» Dataset:
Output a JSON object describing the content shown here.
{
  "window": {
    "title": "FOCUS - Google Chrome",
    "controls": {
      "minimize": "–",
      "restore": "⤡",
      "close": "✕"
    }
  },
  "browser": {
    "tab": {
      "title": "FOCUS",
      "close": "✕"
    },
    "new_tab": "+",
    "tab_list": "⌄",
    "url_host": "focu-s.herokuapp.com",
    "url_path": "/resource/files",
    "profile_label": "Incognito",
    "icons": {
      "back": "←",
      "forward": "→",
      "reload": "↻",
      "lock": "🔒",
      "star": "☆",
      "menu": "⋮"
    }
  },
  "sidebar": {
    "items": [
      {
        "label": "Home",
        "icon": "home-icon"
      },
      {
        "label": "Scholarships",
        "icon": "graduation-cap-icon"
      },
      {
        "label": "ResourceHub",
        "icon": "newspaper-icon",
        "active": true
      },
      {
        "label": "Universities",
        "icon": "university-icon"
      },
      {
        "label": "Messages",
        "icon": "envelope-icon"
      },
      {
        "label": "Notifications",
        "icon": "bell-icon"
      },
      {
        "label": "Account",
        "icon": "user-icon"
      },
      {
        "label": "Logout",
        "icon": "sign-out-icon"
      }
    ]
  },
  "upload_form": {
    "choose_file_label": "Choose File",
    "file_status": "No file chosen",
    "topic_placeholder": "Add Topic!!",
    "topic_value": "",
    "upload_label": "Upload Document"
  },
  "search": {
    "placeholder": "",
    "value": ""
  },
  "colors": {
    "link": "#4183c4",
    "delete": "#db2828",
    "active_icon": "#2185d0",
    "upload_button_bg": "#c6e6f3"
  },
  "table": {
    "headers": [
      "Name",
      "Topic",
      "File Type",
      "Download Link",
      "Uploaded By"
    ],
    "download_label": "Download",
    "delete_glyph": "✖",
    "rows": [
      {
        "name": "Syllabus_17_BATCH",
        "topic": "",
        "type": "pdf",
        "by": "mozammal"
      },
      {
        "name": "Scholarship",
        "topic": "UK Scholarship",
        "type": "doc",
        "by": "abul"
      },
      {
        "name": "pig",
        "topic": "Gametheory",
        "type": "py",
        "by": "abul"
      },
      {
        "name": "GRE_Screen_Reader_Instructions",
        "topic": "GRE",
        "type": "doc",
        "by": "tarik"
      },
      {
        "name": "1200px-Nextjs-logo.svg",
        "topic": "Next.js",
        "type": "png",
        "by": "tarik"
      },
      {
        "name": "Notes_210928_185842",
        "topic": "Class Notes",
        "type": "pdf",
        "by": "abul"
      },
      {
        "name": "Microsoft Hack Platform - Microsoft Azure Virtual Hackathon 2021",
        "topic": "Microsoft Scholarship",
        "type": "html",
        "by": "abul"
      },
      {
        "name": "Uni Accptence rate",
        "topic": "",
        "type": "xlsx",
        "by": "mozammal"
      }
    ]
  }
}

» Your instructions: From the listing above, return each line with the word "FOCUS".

» Response below:
    "title": "FOCUS - Google Chrome",
      "title": "FOCUS",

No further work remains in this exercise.